> _Work request_: Please find every line of the listing below where "resource" occurs and copy it.

__________

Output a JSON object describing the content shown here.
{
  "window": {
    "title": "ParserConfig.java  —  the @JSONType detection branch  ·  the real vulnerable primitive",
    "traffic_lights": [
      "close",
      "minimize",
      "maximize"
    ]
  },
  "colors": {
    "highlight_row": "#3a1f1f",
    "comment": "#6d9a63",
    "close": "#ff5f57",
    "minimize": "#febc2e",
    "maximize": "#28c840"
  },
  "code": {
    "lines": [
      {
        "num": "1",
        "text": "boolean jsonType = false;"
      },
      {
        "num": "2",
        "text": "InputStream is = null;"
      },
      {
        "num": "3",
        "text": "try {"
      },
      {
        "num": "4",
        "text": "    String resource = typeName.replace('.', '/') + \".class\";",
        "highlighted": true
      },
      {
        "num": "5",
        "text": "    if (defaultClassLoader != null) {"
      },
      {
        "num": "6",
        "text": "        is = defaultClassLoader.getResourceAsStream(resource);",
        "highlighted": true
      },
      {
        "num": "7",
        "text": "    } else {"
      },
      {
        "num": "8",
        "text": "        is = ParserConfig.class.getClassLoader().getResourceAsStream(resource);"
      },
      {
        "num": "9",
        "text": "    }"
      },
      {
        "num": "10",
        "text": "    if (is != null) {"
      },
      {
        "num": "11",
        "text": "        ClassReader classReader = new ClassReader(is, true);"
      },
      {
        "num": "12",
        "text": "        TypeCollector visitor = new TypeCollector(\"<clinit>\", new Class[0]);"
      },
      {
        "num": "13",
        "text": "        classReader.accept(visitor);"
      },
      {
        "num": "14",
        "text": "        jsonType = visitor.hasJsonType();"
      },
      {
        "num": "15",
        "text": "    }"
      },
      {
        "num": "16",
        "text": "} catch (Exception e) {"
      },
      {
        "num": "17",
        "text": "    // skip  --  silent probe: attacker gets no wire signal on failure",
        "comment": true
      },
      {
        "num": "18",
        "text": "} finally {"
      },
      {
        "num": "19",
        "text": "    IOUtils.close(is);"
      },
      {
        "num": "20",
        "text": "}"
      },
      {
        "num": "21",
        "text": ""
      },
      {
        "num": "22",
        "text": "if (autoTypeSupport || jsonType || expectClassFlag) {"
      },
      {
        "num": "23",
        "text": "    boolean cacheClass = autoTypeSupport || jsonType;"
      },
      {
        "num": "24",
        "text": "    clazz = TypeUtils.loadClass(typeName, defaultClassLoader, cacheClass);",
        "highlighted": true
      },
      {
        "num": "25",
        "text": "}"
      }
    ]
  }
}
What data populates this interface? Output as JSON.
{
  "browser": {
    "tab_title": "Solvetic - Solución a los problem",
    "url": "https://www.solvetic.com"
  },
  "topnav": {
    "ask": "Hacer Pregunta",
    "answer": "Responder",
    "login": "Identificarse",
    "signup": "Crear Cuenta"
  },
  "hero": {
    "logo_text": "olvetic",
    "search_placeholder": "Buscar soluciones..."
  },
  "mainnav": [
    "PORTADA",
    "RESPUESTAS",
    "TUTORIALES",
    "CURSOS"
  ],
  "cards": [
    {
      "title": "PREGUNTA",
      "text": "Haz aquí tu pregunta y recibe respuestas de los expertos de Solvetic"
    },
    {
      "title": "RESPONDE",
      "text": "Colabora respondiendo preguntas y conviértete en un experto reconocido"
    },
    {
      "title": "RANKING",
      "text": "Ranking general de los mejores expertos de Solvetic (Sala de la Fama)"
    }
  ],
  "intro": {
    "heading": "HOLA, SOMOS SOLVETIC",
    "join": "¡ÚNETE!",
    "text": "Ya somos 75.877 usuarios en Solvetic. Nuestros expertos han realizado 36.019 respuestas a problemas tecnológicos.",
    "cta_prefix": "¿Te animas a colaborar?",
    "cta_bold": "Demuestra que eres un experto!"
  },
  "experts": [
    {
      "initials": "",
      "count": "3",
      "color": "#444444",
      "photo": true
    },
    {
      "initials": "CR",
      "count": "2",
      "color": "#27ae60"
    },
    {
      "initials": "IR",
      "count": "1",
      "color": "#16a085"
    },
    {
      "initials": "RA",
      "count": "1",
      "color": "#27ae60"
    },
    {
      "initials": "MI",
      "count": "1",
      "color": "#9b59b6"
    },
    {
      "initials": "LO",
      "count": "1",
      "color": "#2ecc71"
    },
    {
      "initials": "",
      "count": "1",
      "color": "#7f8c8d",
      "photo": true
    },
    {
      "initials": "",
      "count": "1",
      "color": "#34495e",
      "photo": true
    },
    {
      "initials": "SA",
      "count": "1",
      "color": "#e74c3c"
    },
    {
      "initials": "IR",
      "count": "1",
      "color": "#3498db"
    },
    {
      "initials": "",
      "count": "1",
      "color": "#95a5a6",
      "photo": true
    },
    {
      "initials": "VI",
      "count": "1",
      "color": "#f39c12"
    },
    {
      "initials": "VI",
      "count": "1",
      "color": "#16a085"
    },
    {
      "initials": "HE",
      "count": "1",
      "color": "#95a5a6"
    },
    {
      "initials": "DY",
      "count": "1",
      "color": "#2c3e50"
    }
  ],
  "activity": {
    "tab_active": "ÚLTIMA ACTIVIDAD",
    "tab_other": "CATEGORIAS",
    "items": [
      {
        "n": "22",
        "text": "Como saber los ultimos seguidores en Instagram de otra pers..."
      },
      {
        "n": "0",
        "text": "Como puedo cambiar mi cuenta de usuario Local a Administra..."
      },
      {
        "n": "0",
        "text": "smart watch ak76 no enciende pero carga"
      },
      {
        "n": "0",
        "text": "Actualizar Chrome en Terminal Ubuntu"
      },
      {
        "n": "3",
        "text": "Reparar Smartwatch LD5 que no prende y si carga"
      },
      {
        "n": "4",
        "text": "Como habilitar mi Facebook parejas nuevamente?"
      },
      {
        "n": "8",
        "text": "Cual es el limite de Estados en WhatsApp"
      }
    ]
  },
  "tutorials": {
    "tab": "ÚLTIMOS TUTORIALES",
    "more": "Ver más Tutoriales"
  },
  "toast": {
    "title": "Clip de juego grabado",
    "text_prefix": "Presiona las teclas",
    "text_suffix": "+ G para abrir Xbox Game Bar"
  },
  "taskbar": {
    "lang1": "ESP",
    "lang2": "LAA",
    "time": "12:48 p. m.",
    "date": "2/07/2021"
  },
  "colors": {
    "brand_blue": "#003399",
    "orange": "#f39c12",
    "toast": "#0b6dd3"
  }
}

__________

> _Result for this exercise_:
        "text": "    String resource = typeName.replace('.', '/') + \".class\";",
        "text": "        is = defaultClassLoader.getResourceAsStream(resource);",
        "text": "        is = ParserConfig.class.getClassLoader().getResourceAsStream(resource);"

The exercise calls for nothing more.